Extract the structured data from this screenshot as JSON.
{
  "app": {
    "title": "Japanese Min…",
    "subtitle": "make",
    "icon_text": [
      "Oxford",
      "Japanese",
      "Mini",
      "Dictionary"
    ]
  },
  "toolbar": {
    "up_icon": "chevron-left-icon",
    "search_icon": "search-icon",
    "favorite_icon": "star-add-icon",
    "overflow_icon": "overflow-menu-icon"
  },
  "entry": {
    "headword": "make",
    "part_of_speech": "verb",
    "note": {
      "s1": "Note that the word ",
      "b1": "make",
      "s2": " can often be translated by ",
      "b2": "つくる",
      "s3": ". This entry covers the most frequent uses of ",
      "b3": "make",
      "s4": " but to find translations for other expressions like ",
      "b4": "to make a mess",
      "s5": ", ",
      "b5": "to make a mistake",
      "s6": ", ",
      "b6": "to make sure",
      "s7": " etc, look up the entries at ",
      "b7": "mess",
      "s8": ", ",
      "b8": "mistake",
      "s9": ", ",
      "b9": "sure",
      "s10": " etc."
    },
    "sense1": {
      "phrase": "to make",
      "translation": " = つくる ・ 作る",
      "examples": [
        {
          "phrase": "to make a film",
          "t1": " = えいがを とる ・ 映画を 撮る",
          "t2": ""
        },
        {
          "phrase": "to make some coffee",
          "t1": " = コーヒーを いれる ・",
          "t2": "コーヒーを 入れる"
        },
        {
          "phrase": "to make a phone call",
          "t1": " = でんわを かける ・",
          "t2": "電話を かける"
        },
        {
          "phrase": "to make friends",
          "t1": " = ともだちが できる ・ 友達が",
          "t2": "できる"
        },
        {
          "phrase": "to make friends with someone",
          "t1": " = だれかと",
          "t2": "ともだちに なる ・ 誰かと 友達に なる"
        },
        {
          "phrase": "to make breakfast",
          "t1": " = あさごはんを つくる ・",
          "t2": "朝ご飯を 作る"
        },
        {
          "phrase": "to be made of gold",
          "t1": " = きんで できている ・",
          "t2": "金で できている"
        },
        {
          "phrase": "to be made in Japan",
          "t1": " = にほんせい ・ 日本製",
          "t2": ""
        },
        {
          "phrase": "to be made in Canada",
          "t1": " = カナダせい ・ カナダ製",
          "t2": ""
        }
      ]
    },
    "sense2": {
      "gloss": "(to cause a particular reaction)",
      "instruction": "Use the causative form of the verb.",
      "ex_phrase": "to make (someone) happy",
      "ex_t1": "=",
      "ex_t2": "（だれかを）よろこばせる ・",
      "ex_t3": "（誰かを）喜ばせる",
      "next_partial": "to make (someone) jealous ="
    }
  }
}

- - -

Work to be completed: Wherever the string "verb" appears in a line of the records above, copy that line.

Result for this exercise:
    "part_of_speech": "verb",
      "instruction": "Use the causative form of the verb.",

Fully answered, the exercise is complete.